» Action item: Please output the listing that follows exactly, but keep all images out.

[Start of Attachment]

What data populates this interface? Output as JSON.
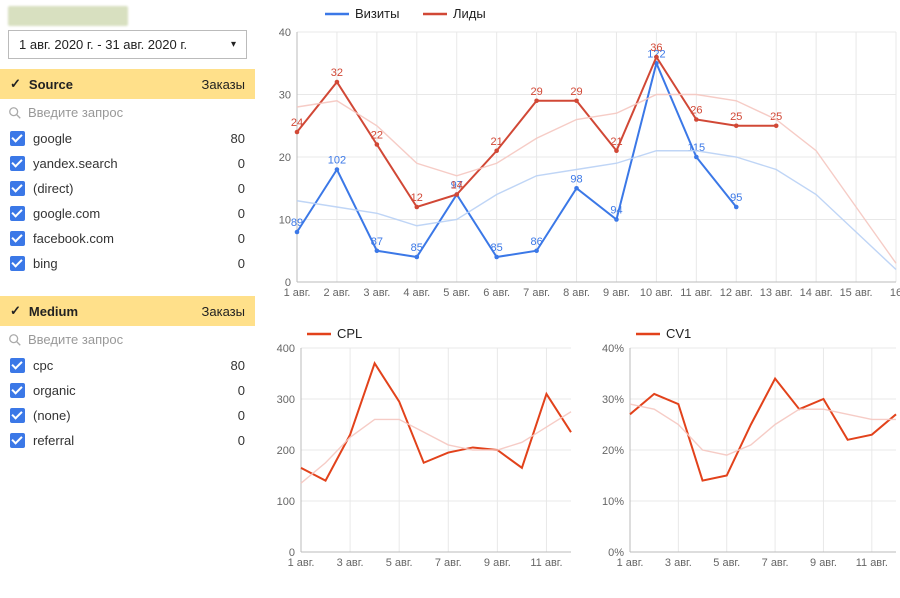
{
  "date_range": {
    "text": "1 авг. 2020 г. - 31 авг. 2020 г."
  },
  "panels": {
    "source": {
      "title": "Source",
      "metric_label": "Заказы",
      "search_placeholder": "Введите запрос",
      "items": [
        {
          "label": "google",
          "value": "80"
        },
        {
          "label": "yandex.search",
          "value": "0"
        },
        {
          "label": "(direct)",
          "value": "0"
        },
        {
          "label": "google.com",
          "value": "0"
        },
        {
          "label": "facebook.com",
          "value": "0"
        },
        {
          "label": "bing",
          "value": "0"
        }
      ]
    },
    "medium": {
      "title": "Medium",
      "metric_label": "Заказы",
      "search_placeholder": "Введите запрос",
      "items": [
        {
          "label": "cpc",
          "value": "80"
        },
        {
          "label": "organic",
          "value": "0"
        },
        {
          "label": "(none)",
          "value": "0"
        },
        {
          "label": "referral",
          "value": "0"
        }
      ]
    }
  },
  "colors": {
    "visits": "#3b78e7",
    "leads": "#d14836",
    "cpl": "#e2421b",
    "cv1": "#e2421b",
    "grid": "#e8e8e8",
    "axis": "#999",
    "faded_blue": "#b8d0f5",
    "faded_red": "#f5c6c0"
  },
  "chart_data": [
    {
      "id": "main",
      "type": "line",
      "title": "",
      "x_categories": [
        "1 авг.",
        "2 авг.",
        "3 авг.",
        "4 авг.",
        "5 авг.",
        "6 авг.",
        "7 авг.",
        "8 авг.",
        "9 авг.",
        "10 авг.",
        "11 авг.",
        "12 авг.",
        "13 авг.",
        "14 авг.",
        "15 авг.",
        "16"
      ],
      "y_ticks": [
        0,
        10,
        20,
        30,
        40
      ],
      "ylim": [
        0,
        40
      ],
      "legend": [
        {
          "name": "Визиты",
          "color": "#3b78e7"
        },
        {
          "name": "Лиды",
          "color": "#d14836"
        }
      ],
      "series": [
        {
          "name": "Визиты",
          "color": "#3b78e7",
          "values": [
            89,
            102,
            87,
            85,
            97,
            85,
            86,
            98,
            94,
            122,
            115,
            95,
            null,
            null,
            null,
            null
          ],
          "labels": [
            "89",
            "102",
            "87",
            "85",
            "97",
            "85",
            "86",
            "98",
            "94",
            "122",
            "115",
            "95",
            "",
            "",
            "",
            ""
          ],
          "plot_y": [
            8,
            18,
            5,
            4,
            14,
            4,
            5,
            15,
            10,
            35,
            20,
            12,
            null,
            null,
            null,
            null
          ]
        },
        {
          "name": "Лиды",
          "color": "#d14836",
          "values": [
            24,
            32,
            22,
            12,
            14,
            21,
            29,
            29,
            21,
            36,
            26,
            25,
            25,
            null,
            null,
            null
          ],
          "labels": [
            "24",
            "32",
            "22",
            "12",
            "14",
            "21",
            "29",
            "29",
            "21",
            "36",
            "26",
            "25",
            "25",
            "",
            "",
            ""
          ],
          "plot_y": [
            24,
            32,
            22,
            12,
            14,
            21,
            29,
            29,
            21,
            36,
            26,
            25,
            25,
            null,
            null,
            null
          ]
        },
        {
          "name": "Визиты-faded",
          "color": "#b8d0f5",
          "faded": true,
          "plot_y": [
            13,
            12,
            11,
            9,
            10,
            14,
            17,
            18,
            19,
            21,
            21,
            20,
            18,
            14,
            8,
            2
          ]
        },
        {
          "name": "Лиды-faded",
          "color": "#f5c6c0",
          "faded": true,
          "plot_y": [
            28,
            29,
            25,
            19,
            17,
            19,
            23,
            26,
            27,
            30,
            30,
            29,
            26,
            21,
            12,
            3
          ]
        }
      ]
    },
    {
      "id": "cpl",
      "type": "line",
      "legend": [
        {
          "name": "CPL",
          "color": "#e2421b"
        }
      ],
      "x_categories": [
        "1 авг.",
        "3 авг.",
        "5 авг.",
        "7 авг.",
        "9 авг.",
        "11 авг."
      ],
      "y_ticks": [
        0,
        100,
        200,
        300,
        400
      ],
      "ylim": [
        0,
        400
      ],
      "series": [
        {
          "name": "CPL",
          "color": "#e2421b",
          "values": [
            165,
            140,
            230,
            370,
            295,
            175,
            195,
            205,
            200,
            165,
            310,
            235
          ],
          "plot_y": [
            165,
            140,
            230,
            370,
            295,
            175,
            195,
            205,
            200,
            165,
            310,
            235
          ]
        },
        {
          "name": "CPL-faded",
          "color": "#f5c6c0",
          "faded": true,
          "plot_y": [
            135,
            175,
            225,
            260,
            260,
            235,
            210,
            200,
            200,
            215,
            245,
            275
          ]
        }
      ]
    },
    {
      "id": "cv1",
      "type": "line",
      "legend": [
        {
          "name": "CV1",
          "color": "#e2421b"
        }
      ],
      "x_categories": [
        "1 авг.",
        "3 авг.",
        "5 авг.",
        "7 авг.",
        "9 авг.",
        "11 авг."
      ],
      "y_ticks_labels": [
        "0%",
        "10%",
        "20%",
        "30%",
        "40%"
      ],
      "y_ticks": [
        0,
        10,
        20,
        30,
        40
      ],
      "ylim": [
        0,
        40
      ],
      "series": [
        {
          "name": "CV1",
          "color": "#e2421b",
          "values": [
            27,
            31,
            29,
            14,
            15,
            25,
            34,
            28,
            30,
            22,
            23,
            27
          ],
          "plot_y": [
            27,
            31,
            29,
            14,
            15,
            25,
            34,
            28,
            30,
            22,
            23,
            27
          ]
        },
        {
          "name": "CV1-faded",
          "color": "#f5c6c0",
          "faded": true,
          "plot_y": [
            29,
            28,
            25,
            20,
            19,
            21,
            25,
            28,
            28,
            27,
            26,
            26
          ]
        }
      ]
    }
  ]
}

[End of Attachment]

» Expected output:
What data populates this interface? Output as JSON.
{
  "date_range": {
    "text": "1 авг. 2020 г. - 31 авг. 2020 г."
  },
  "panels": {
    "source": {
      "title": "Source",
      "metric_label": "Заказы",
      "search_placeholder": "Введите запрос",
      "items": [
        {
          "label": "google",
          "value": "80"
        },
        {
          "label": "yandex.search",
          "value": "0"
        },
        {
          "label": "(direct)",
          "value": "0"
        },
        {
          "label": "google.com",
          "value": "0"
        },
        {
          "label": "facebook.com",
          "value": "0"
        },
        {
          "label": "bing",
          "value": "0"
        }
      ]
    },
    "medium": {
      "title": "Medium",
      "metric_label": "Заказы",
      "search_placeholder": "Введите запрос",
      "items": [
        {
          "label": "cpc",
          "value": "80"
        },
        {
          "label": "organic",
          "value": "0"
        },
        {
          "label": "(none)",
          "value": "0"
        },
        {
          "label": "referral",
          "value": "0"
        }
      ]
    }
  },
  "colors": {
    "visits": "#3b78e7",
    "leads": "#d14836",
    "cpl": "#e2421b",
    "cv1": "#e2421b",
    "grid": "#e8e8e8",
    "axis": "#999",
    "faded_blue": "#b8d0f5",
    "faded_red": "#f5c6c0"
  },
  "chart_data": [
    {
      "id": "main",
      "type": "line",
      "title": "",
      "x_categories": [
        "1 авг.",
        "2 авг.",
        "3 авг.",
        "4 авг.",
        "5 авг.",
        "6 авг.",
        "7 авг.",
        "8 авг.",
        "9 авг.",
        "10 авг.",
        "11 авг.",
        "12 авг.",
        "13 авг.",
        "14 авг.",
        "15 авг.",
        "16"
      ],
      "y_ticks": [
        0,
        10,
        20,
        30,
        40
      ],
      "ylim": [
        0,
        40
      ],
      "legend": [
        {
          "name": "Визиты",
          "color": "#3b78e7"
        },
        {
          "name": "Лиды",
          "color": "#d14836"
        }
      ],
      "series": [
        {
          "name": "Визиты",
          "color": "#3b78e7",
          "values": [
            89,
            102,
            87,
            85,
            97,
            85,
            86,
            98,
            94,
            122,
            115,
            95,
            null,
            null,
            null,
            null
          ],
          "labels": [
            "89",
            "102",
            "87",
            "85",
            "97",
            "85",
            "86",
            "98",
            "94",
            "122",
            "115",
            "95",
            "",
            "",
            "",
            ""
          ],
          "plot_y": [
            8,
            18,
            5,
            4,
            14,
            4,
            5,
            15,
            10,
            35,
            20,
            12,
            null,
            null,
            null,
            null
          ]
        },
        {
          "name": "Лиды",
          "color": "#d14836",
          "values": [
            24,
            32,
            22,
            12,
            14,
            21,
            29,
            29,
            21,
            36,
            26,
            25,
            25,
            null,
            null,
            null
          ],
          "labels": [
            "24",
            "32",
            "22",
            "12",
            "14",
            "21",
            "29",
            "29",
            "21",
            "36",
            "26",
            "25",
            "25",
            "",
            "",
            ""
          ],
          "plot_y": [
            24,
            32,
            22,
            12,
            14,
            21,
            29,
            29,
            21,
            36,
            26,
            25,
            25,
            null,
            null,
            null
          ]
        },
        {
          "name": "Визиты-faded",
          "color": "#b8d0f5",
          "faded": true,
          "plot_y": [
            13,
            12,
            11,
            9,
            10,
            14,
            17,
            18,
            19,
            21,
            21,
            20,
            18,
            14,
            8,
            2
          ]
        },
        {
          "name": "Лиды-faded",
          "color": "#f5c6c0",
          "faded": true,
          "plot_y": [
            28,
            29,
            25,
            19,
            17,
            19,
            23,
            26,
            27,
            30,
            30,
            29,
            26,
            21,
            12,
            3
          ]
        }
      ]
    },
    {
      "id": "cpl",
      "type": "line",
      "legend": [
        {
          "name": "CPL",
          "color": "#e2421b"
        }
      ],
      "x_categories": [
        "1 авг.",
        "3 авг.",
        "5 авг.",
        "7 авг.",
        "9 авг.",
        "11 авг."
      ],
      "y_ticks": [
        0,
        100,
        200,
        300,
        400
      ],
      "ylim": [
        0,
        400
      ],
      "series": [
        {
          "name": "CPL",
          "color": "#e2421b",
          "values": [
            165,
            140,
            230,
            370,
            295,
            175,
            195,
            205,
            200,
            165,
            310,
            235
          ],
          "plot_y": [
            165,
            140,
            230,
            370,
            295,
            175,
            195,
            205,
            200,
            165,
            310,
            235
          ]
        },
        {
          "name": "CPL-faded",
          "color": "#f5c6c0",
          "faded": true,
          "plot_y": [
            135,
            175,
            225,
            260,
            260,
            235,
            210,
            200,
            200,
            215,
            245,
            275
          ]
        }
      ]
    },
    {
      "id": "cv1",
      "type": "line",
      "legend": [
        {
          "name": "CV1",
          "color": "#e2421b"
        }
      ],
      "x_categories": [
        "1 авг.",
        "3 авг.",
        "5 авг.",
        "7 авг.",
        "9 авг.",
        "11 авг."
      ],
      "y_ticks_labels": [
        "0%",
        "10%",
        "20%",
        "30%",
        "40%"
      ],
      "y_ticks": [
        0,
        10,
        20,
        30,
        40
      ],
      "ylim": [
        0,
        40
      ],
      "series": [
        {
          "name": "CV1",
          "color": "#e2421b",
          "values": [
            27,
            31,
            29,
            14,
            15,
            25,
            34,
            28,
            30,
            22,
            23,
            27
          ],
          "plot_y": [
            27,
            31,
            29,
            14,
            15,
            25,
            34,
            28,
            30,
            22,
            23,
            27
          ]
        },
        {
          "name": "CV1-faded",
          "color": "#f5c6c0",
          "faded": true,
          "plot_y": [
            29,
            28,
            25,
            20,
            19,
            21,
            25,
            28,
            28,
            27,
            26,
            26
          ]
        }
      ]
    }
  ]
}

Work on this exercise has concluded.